▸ Task prompt
The reply must reproduce each line below exactly.

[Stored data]
=======

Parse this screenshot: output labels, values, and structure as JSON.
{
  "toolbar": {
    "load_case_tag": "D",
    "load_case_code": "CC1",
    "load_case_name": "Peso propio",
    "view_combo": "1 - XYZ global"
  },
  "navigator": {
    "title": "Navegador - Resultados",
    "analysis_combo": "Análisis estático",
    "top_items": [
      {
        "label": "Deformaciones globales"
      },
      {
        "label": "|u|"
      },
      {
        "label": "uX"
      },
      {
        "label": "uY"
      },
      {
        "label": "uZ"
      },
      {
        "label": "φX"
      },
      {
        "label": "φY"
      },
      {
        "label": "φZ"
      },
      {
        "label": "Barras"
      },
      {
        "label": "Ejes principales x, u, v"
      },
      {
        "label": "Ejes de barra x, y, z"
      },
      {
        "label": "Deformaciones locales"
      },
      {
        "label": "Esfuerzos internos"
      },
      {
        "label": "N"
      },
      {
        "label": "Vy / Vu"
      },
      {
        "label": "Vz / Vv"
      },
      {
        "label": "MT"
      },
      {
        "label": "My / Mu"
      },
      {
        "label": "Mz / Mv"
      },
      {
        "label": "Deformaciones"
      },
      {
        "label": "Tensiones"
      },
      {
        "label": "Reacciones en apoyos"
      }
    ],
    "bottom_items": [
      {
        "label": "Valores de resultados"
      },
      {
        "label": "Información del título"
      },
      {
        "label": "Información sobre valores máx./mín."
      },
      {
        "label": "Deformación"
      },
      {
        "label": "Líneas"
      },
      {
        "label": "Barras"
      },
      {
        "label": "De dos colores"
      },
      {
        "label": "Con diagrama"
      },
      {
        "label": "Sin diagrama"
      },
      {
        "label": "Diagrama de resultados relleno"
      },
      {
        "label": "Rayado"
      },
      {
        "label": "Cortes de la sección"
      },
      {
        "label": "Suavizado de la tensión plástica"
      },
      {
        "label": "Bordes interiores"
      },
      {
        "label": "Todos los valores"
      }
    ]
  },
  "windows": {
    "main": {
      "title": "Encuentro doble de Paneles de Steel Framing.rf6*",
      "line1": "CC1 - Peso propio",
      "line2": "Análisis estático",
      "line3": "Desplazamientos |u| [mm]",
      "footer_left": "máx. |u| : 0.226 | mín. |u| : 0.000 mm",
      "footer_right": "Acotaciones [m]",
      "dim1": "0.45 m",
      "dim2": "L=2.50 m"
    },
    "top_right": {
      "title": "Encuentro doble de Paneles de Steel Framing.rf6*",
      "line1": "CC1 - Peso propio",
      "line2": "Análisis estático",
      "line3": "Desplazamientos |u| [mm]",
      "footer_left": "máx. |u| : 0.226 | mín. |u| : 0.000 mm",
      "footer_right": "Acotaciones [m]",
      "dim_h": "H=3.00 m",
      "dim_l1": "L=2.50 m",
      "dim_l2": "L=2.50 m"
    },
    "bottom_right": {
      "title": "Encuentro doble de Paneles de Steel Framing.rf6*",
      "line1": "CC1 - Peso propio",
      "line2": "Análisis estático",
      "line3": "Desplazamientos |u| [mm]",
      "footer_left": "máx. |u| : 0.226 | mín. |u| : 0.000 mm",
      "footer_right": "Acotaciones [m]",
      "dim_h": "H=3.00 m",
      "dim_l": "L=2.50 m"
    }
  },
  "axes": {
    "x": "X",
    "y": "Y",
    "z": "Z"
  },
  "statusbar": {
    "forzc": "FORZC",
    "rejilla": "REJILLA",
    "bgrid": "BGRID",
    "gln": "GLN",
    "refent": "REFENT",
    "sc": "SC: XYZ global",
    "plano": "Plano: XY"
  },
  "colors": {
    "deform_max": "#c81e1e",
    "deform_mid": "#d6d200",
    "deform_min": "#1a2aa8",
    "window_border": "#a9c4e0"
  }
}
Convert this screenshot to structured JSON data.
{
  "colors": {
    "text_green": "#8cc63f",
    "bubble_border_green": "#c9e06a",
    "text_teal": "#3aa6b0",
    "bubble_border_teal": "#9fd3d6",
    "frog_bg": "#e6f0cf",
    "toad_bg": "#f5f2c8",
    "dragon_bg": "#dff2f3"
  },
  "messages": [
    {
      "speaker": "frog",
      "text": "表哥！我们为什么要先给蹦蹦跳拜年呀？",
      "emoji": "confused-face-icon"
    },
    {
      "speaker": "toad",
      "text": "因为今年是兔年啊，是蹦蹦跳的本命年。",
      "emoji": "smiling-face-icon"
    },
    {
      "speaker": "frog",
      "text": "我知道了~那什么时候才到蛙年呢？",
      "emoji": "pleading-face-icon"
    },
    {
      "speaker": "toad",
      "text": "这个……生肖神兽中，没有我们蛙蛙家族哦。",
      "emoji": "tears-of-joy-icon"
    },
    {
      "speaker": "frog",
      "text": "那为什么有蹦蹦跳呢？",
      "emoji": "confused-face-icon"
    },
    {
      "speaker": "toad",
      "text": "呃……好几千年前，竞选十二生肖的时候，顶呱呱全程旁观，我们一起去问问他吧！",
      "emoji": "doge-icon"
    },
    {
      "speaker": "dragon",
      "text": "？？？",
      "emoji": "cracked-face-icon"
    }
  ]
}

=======

▸ Result for this task
Parse this screenshot: output labels, values, and structure as JSON.
{
  "toolbar": {
    "load_case_tag": "D",
    "load_case_code": "CC1",
    "load_case_name": "Peso propio",
    "view_combo": "1 - XYZ global"
  },
  "navigator": {
    "title": "Navegador - Resultados",
    "analysis_combo": "Análisis estático",
    "top_items": [
      {
        "label": "Deformaciones globales"
      },
      {
        "label": "|u|"
      },
      {
        "label": "uX"
      },
      {
        "label": "uY"
      },
      {
        "label": "uZ"
      },
      {
        "label": "φX"
      },
      {
        "label": "φY"
      },
      {
        "label": "φZ"
      },
      {
        "label": "Barras"
      },
      {
        "label": "Ejes principales x, u, v"
      },
      {
        "label": "Ejes de barra x, y, z"
      },
      {
        "label": "Deformaciones locales"
      },
      {
        "label": "Esfuerzos internos"
      },
      {
        "label": "N"
      },
      {
        "label": "Vy / Vu"
      },
      {
        "label": "Vz / Vv"
      },
      {
        "label": "MT"
      },
      {
        "label": "My / Mu"
      },
      {
        "label": "Mz / Mv"
      },
      {
        "label": "Deformaciones"
      },
      {
        "label": "Tensiones"
      },
      {
        "label": "Reacciones en apoyos"
      }
    ],
    "bottom_items": [
      {
        "label": "Valores de resultados"
      },
      {
        "label": "Información del título"
      },
      {
        "label": "Información sobre valores máx./mín."
      },
      {
        "label": "Deformación"
      },
      {
        "label": "Líneas"
      },
      {
        "label": "Barras"
      },
      {
        "label": "De dos colores"
      },
      {
        "label": "Con diagrama"
      },
      {
        "label": "Sin diagrama"
      },
      {
        "label": "Diagrama de resultados relleno"
      },
      {
        "label": "Rayado"
      },
      {
        "label": "Cortes de la sección"
      },
      {
        "label": "Suavizado de la tensión plástica"
      },
      {
        "label": "Bordes interiores"
      },
      {
        "label": "Todos los valores"
      }
    ]
  },
  "windows": {
    "main": {
      "title": "Encuentro doble de Paneles de Steel Framing.rf6*",
      "line1": "CC1 - Peso propio",
      "line2": "Análisis estático",
      "line3": "Desplazamientos |u| [mm]",
      "footer_left": "máx. |u| : 0.226 | mín. |u| : 0.000 mm",
      "footer_right": "Acotaciones [m]",
      "dim1": "0.45 m",
      "dim2": "L=2.50 m"
    },
    "top_right": {
      "title": "Encuentro doble de Paneles de Steel Framing.rf6*",
      "line1": "CC1 - Peso propio",
      "line2": "Análisis estático",
      "line3": "Desplazamientos |u| [mm]",
      "footer_left": "máx. |u| : 0.226 | mín. |u| : 0.000 mm",
      "footer_right": "Acotaciones [m]",
      "dim_h": "H=3.00 m",
      "dim_l1": "L=2.50 m",
      "dim_l2": "L=2.50 m"
    },
    "bottom_right": {
      "title": "Encuentro doble de Paneles de Steel Framing.rf6*",
      "line1": "CC1 - Peso propio",
      "line2": "Análisis estático",
      "line3": "Desplazamientos |u| [mm]",
      "footer_left": "máx. |u| : 0.226 | mín. |u| : 0.000 mm",
      "footer_right": "Acotaciones [m]",
      "dim_h": "H=3.00 m",
      "dim_l": "L=2.50 m"
    }
  },
  "axes": {
    "x": "X",
    "y": "Y",
    "z": "Z"
  },
  "statusbar": {
    "forzc": "FORZC",
    "rejilla": "REJILLA",
    "bgrid": "BGRID",
    "gln": "GLN",
    "refent": "REFENT",
    "sc": "SC: XYZ global",
    "plano": "Plano: XY"
  },
  "colors": {
    "deform_max": "#c81e1e",
    "deform_mid": "#d6d200",
    "deform_min": "#1a2aa8",
    "window_border": "#a9c4e0"
  }
}
Convert this screenshot to structured JSON data.
{
  "colors": {
    "text_green": "#8cc63f",
    "bubble_border_green": "#c9e06a",
    "text_teal": "#3aa6b0",
    "bubble_border_teal": "#9fd3d6",
    "frog_bg": "#e6f0cf",
    "toad_bg": "#f5f2c8",
    "dragon_bg": "#dff2f3"
  },
  "messages": [
    {
      "speaker": "frog",
      "text": "表哥！我们为什么要先给蹦蹦跳拜年呀？",
      "emoji": "confused-face-icon"
    },
    {
      "speaker": "toad",
      "text": "因为今年是兔年啊，是蹦蹦跳的本命年。",
      "emoji": "smiling-face-icon"
    },
    {
      "speaker": "frog",
      "text": "我知道了~那什么时候才到蛙年呢？",
      "emoji": "pleading-face-icon"
    },
    {
      "speaker": "toad",
      "text": "这个……生肖神兽中，没有我们蛙蛙家族哦。",
      "emoji": "tears-of-joy-icon"
    },
    {
      "speaker": "frog",
      "text": "那为什么有蹦蹦跳呢？",
      "emoji": "confused-face-icon"
    },
    {
      "speaker": "toad",
      "text": "呃……好几千年前，竞选十二生肖的时候，顶呱呱全程旁观，我们一起去问问他吧！",
      "emoji": "doge-icon"
    },
    {
      "speaker": "dragon",
      "text": "？？？",
      "emoji": "cracked-face-icon"
    }
  ]
}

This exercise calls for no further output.